  • Heath Insurance under the Affordable Care Act
  • Social Security and Medicare
  • WIC
  • CHIP
  • Energy Assistance (LIHEAP)
  • Pell grants and student loans
  • Worker’s Compensation or Unemployment Benefits
  • Tax-related cash benefits

If you want more information about public charge or to learn if you might be eligible for immigration benefits or relief, speak to a reputable immigration lawyer.

For consultation with an experienced immigration attorney, call 510-791-0232, or email us at tricia@wangslaw.com. We are also available on WeChat! Chat with us by looking for “TriciaWangLawOffice”


NEW FORMS, NEW RULES starting FEB 24, 2020

Law office of Tricia Wang February 7, 2020

U.S. Citizenship and Immigration Services has published revised forms consistent with the final rule on the public charge ground of inadmissibility, which the U.S. Department of Homeland Security, including USCIS, will implement on Feb. 24, 2020. Beginning Feb. 24, 2020, applicants and petitioners must use new editions of the following forms below (except in Illinois, where the rule remains enjoined by a federal court):

  • Form I-129, Petition for a Nonimmigrant Worker
  • Form I-129CW, Petition for a CNMI-Only Nonimmigrant Worker
  • Form I-485, Application to Register Permanent Residence or Adjust Status
  • Form I-485 Supplement A, Supplement A to Form I-485, Adjustment of Status Under Section 245(i)
  • Form I-485J, Confirmation of Bona Fide Job Offer or Request for Job Portability Under INA Section 204(j)
  • Form I-539, Application to Extend/Change Nonimmigrant Status
  • Form I-539A, Supplemental Information for Application to Extend/Change Nonimmigrant Status (PDF)
  • Form I-601, Application for Waiver of Grounds of Inadmissibility
  • Form I-864, Affidavit of Support Under Section 213A of the INA
  • Form I-864A, Contract Between Sponsor and Household Member
  • Form I-864EZ, Affidavit of Support Under Section 213A of the INA
  • Form I-912, Request for Fee Waiver

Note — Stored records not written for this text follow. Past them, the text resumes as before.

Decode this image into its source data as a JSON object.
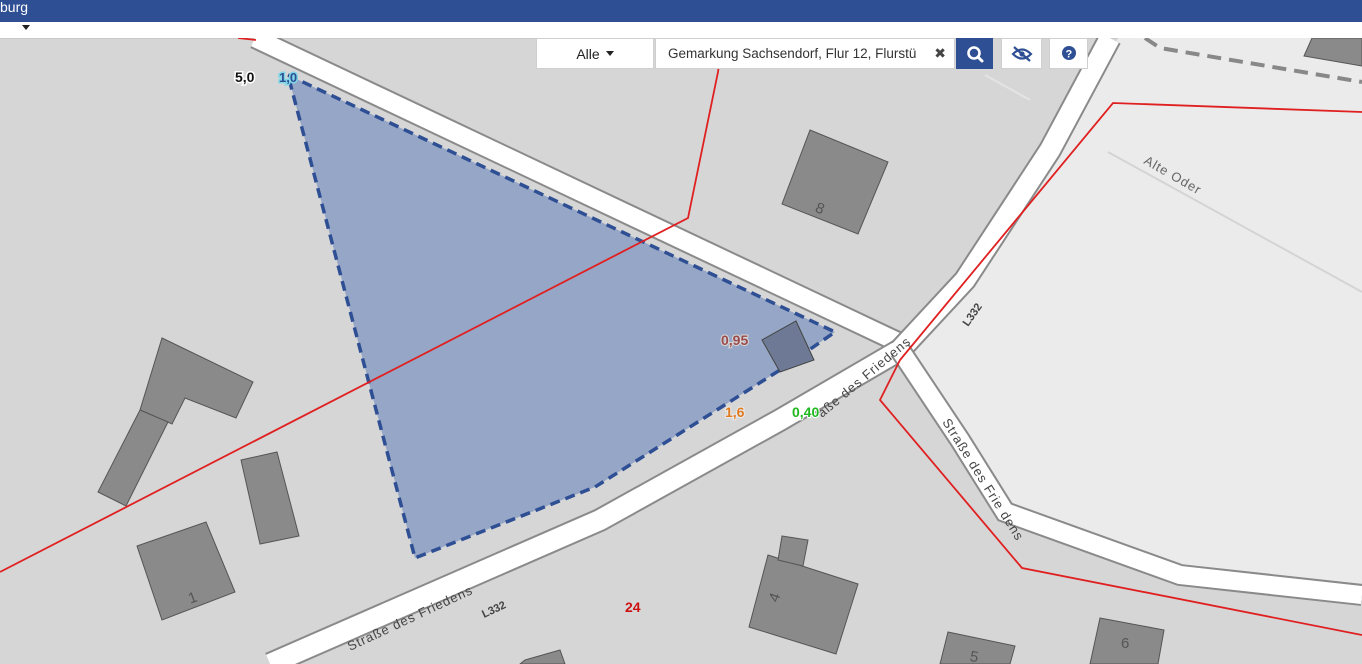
{
  "header": {
    "title": "burg"
  },
  "search": {
    "filter_label": "Alle",
    "query": "Gemarkung Sachsendorf, Flur 12, Flurstü",
    "clear_icon": "close-icon",
    "search_icon": "search-icon",
    "visibility_icon": "eye-slash-icon",
    "help_icon": "question-circle-icon"
  },
  "map": {
    "streets": [
      "Straße des Friedens",
      "Straße des Friedens",
      "aße des Friedens",
      "Straße des Frie dens",
      "L332",
      "L332"
    ],
    "water": "Alte Oder",
    "house_numbers": [
      "8",
      "1",
      "4",
      "5",
      "6"
    ],
    "labels": {
      "dist_top": "5,0",
      "dist_marker": "1,0",
      "dist_a": "0,95",
      "dist_b": "1,6",
      "dist_c": "0,40",
      "parcel": "24"
    },
    "colors": {
      "parcel_boundary": "#e02020",
      "selection_fill": "#8b9dc3",
      "selection_stroke": "#2f4f94"
    }
  }
}
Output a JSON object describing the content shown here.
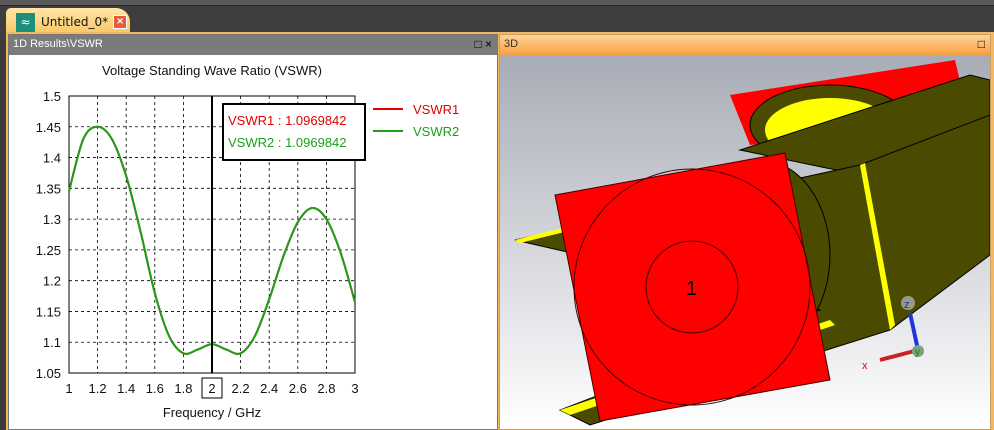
{
  "tab": {
    "title": "Untitled_0*",
    "icon": "wave-icon",
    "close": "×"
  },
  "left_panel": {
    "title": "1D Results\\VSWR",
    "maximize": "□",
    "close": "×"
  },
  "right_panel": {
    "title": "3D",
    "maximize": "□",
    "port_label": "1",
    "axes": {
      "x": "x",
      "y": "y",
      "z": "z"
    }
  },
  "chart_data": {
    "type": "line",
    "title": "Voltage Standing Wave Ratio (VSWR)",
    "xlabel": "Frequency / GHz",
    "ylabel": "",
    "xlim": [
      1,
      3
    ],
    "ylim": [
      1.05,
      1.5
    ],
    "xticks": [
      "1",
      "1.2",
      "1.4",
      "1.6",
      "1.8",
      "2",
      "2.2",
      "2.4",
      "2.6",
      "2.8",
      "3"
    ],
    "yticks": [
      "1.05",
      "1.1",
      "1.15",
      "1.2",
      "1.25",
      "1.3",
      "1.35",
      "1.4",
      "1.45",
      "1.5"
    ],
    "grid": true,
    "legend_position": "right",
    "marker": {
      "x": 2,
      "label": "2",
      "readouts": [
        "VSWR1 : 1.0969842",
        "VSWR2 : 1.0969842"
      ]
    },
    "x": [
      1.0,
      1.1,
      1.2,
      1.3,
      1.4,
      1.5,
      1.6,
      1.7,
      1.8,
      1.9,
      2.0,
      2.1,
      2.2,
      2.3,
      2.4,
      2.5,
      2.6,
      2.7,
      2.8,
      2.9,
      3.0
    ],
    "series": [
      {
        "name": "VSWR1",
        "color": "#e00000",
        "values": [
          1.345,
          1.43,
          1.45,
          1.43,
          1.37,
          1.28,
          1.18,
          1.11,
          1.082,
          1.088,
          1.097,
          1.088,
          1.082,
          1.11,
          1.17,
          1.24,
          1.295,
          1.318,
          1.3,
          1.245,
          1.165
        ]
      },
      {
        "name": "VSWR2",
        "color": "#1aa01a",
        "values": [
          1.345,
          1.43,
          1.45,
          1.43,
          1.37,
          1.28,
          1.18,
          1.11,
          1.082,
          1.088,
          1.097,
          1.088,
          1.082,
          1.11,
          1.17,
          1.24,
          1.295,
          1.318,
          1.3,
          1.245,
          1.165
        ]
      }
    ]
  }
}
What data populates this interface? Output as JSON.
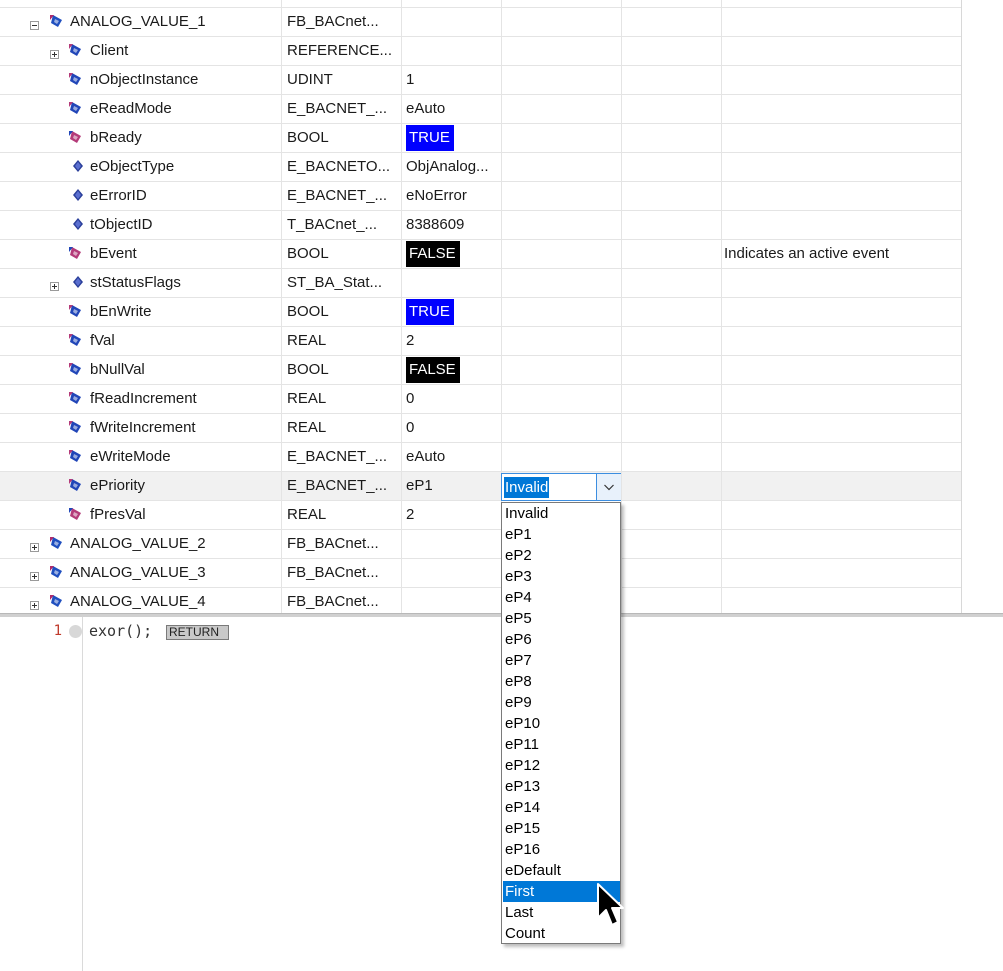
{
  "watch_table": {
    "rows": [
      {
        "name": "ANALOG_VALUE_1",
        "type": "FB_BACnet...",
        "value": "",
        "comment": "",
        "indent": 0,
        "expander": "minus",
        "icon": "fb-instance-icon"
      },
      {
        "name": "Client",
        "type": "REFERENCE...",
        "value": "",
        "comment": "",
        "indent": 1,
        "expander": "plus",
        "icon": "input-var-icon"
      },
      {
        "name": "nObjectInstance",
        "type": "UDINT",
        "value": "1",
        "comment": "",
        "indent": 1,
        "expander": "",
        "icon": "input-var-icon"
      },
      {
        "name": "eReadMode",
        "type": "E_BACNET_...",
        "value": "eAuto",
        "comment": "",
        "indent": 1,
        "expander": "",
        "icon": "input-var-icon"
      },
      {
        "name": "bReady",
        "type": "BOOL",
        "value": "TRUE",
        "value_style": "true",
        "comment": "",
        "indent": 1,
        "expander": "",
        "icon": "output-var-icon"
      },
      {
        "name": "eObjectType",
        "type": "E_BACNETO...",
        "value": "ObjAnalog...",
        "comment": "",
        "indent": 1,
        "expander": "",
        "icon": "local-var-icon"
      },
      {
        "name": "eErrorID",
        "type": "E_BACNET_...",
        "value": "eNoError",
        "comment": "",
        "indent": 1,
        "expander": "",
        "icon": "local-var-icon"
      },
      {
        "name": "tObjectID",
        "type": "T_BACnet_...",
        "value": "8388609",
        "comment": "",
        "indent": 1,
        "expander": "",
        "icon": "local-var-icon"
      },
      {
        "name": "bEvent",
        "type": "BOOL",
        "value": "FALSE",
        "value_style": "false",
        "comment": "Indicates an active event",
        "indent": 1,
        "expander": "",
        "icon": "output-var-icon"
      },
      {
        "name": "stStatusFlags",
        "type": "ST_BA_Stat...",
        "value": "",
        "comment": "",
        "indent": 1,
        "expander": "plus",
        "icon": "local-var-icon"
      },
      {
        "name": "bEnWrite",
        "type": "BOOL",
        "value": "TRUE",
        "value_style": "true",
        "comment": "",
        "indent": 1,
        "expander": "",
        "icon": "input-var-icon"
      },
      {
        "name": "fVal",
        "type": "REAL",
        "value": "2",
        "comment": "",
        "indent": 1,
        "expander": "",
        "icon": "input-var-icon"
      },
      {
        "name": "bNullVal",
        "type": "BOOL",
        "value": "FALSE",
        "value_style": "false",
        "comment": "",
        "indent": 1,
        "expander": "",
        "icon": "input-var-icon"
      },
      {
        "name": "fReadIncrement",
        "type": "REAL",
        "value": "0",
        "comment": "",
        "indent": 1,
        "expander": "",
        "icon": "input-var-icon"
      },
      {
        "name": "fWriteIncrement",
        "type": "REAL",
        "value": "0",
        "comment": "",
        "indent": 1,
        "expander": "",
        "icon": "input-var-icon"
      },
      {
        "name": "eWriteMode",
        "type": "E_BACNET_...",
        "value": "eAuto",
        "comment": "",
        "indent": 1,
        "expander": "",
        "icon": "input-var-icon"
      },
      {
        "name": "ePriority",
        "type": "E_BACNET_...",
        "value": "eP1",
        "comment": "",
        "indent": 1,
        "expander": "",
        "icon": "input-var-icon",
        "selected": true
      },
      {
        "name": "fPresVal",
        "type": "REAL",
        "value": "2",
        "comment": "",
        "indent": 1,
        "expander": "",
        "icon": "output-var-icon"
      },
      {
        "name": "ANALOG_VALUE_2",
        "type": "FB_BACnet...",
        "value": "",
        "comment": "",
        "indent": 0,
        "expander": "plus",
        "icon": "fb-instance-icon"
      },
      {
        "name": "ANALOG_VALUE_3",
        "type": "FB_BACnet...",
        "value": "",
        "comment": "",
        "indent": 0,
        "expander": "plus",
        "icon": "fb-instance-icon"
      },
      {
        "name": "ANALOG_VALUE_4",
        "type": "FB_BACnet...",
        "value": "",
        "comment": "",
        "indent": 0,
        "expander": "plus",
        "icon": "fb-instance-icon"
      }
    ]
  },
  "prepared_value": {
    "current": "Invalid",
    "options": [
      "Invalid",
      "eP1",
      "eP2",
      "eP3",
      "eP4",
      "eP5",
      "eP6",
      "eP7",
      "eP8",
      "eP9",
      "eP10",
      "eP11",
      "eP12",
      "eP13",
      "eP14",
      "eP15",
      "eP16",
      "eDefault",
      "First",
      "Last",
      "Count"
    ],
    "highlighted": "First"
  },
  "editor": {
    "line_number": "1",
    "code": "exor();",
    "return_label": "RETURN"
  },
  "colors": {
    "true_badge": "#0000ff",
    "false_badge": "#000000",
    "selection": "#0078d7",
    "line_number": "#c0392b"
  }
}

In addition, except in Illinois, applicants for adjustment of status subject to the public charge ground of inadmissibility and the Final Rule will be required to submit Form I-944, Declaration of Self Sufficiency. Certain applicants whom USCIS invites to submit a public charge bond will use the new Form I-945, Public Charge Bond, for that purpose, and the new Form I-356, Request for Cancellation of Public Charge Bond, to request cancellation of a public charge bond.

Certain classes of aliens (such as refugees, asylees, petitioners under the federal Violence Against Women Act, and certain T and U visa applicants) are exempt from the public charge ground of inadmissibility and therefore are not subject to the Inadmissibility on Public Charge Grounds final rule. For more information about the classes of aliens who are exempt from the final rule, please see the USCIS Policy Manual.

Reporting Information About Benefits

The final rule requires aliens to report certain information related to public benefits. Instructions for Form I-944 require aliens subject to the public charge ground of inadmissibility to report and submit information about whether the alien applied for, was certified or approved to receive, or received certain non-cash public benefits on or after Oct. 15, 2019.

Instructions for Forms I-129, I-129CW, and I-539 require the petitioner or alien to report whether the alien received public benefits since obtaining the nonimmigrant status the alien seeks to extend or change.


A Good Lawyer DOES make a Great Difference

Law office of Tricia Wang January 20, 2020

This is a personal injury case that we have just concluded. In this case, we won a compensation of US $130,000 for our client. The client's former lawyer suggested that the client to accept US $10,000 to settle the case with the insurance company and dropped the client when the client declined.

We are very pleased that we are able to achieve this fair compensation for our client.

Law Office of Tricia Wang handles cases of car accidents and injuries. Our law firm has more than 20 years of experience in personal injury claim negotiation and litigation. We are willing to provide you with legal assistance wholeheartedly and strive for the highest compensation for you.

case settlement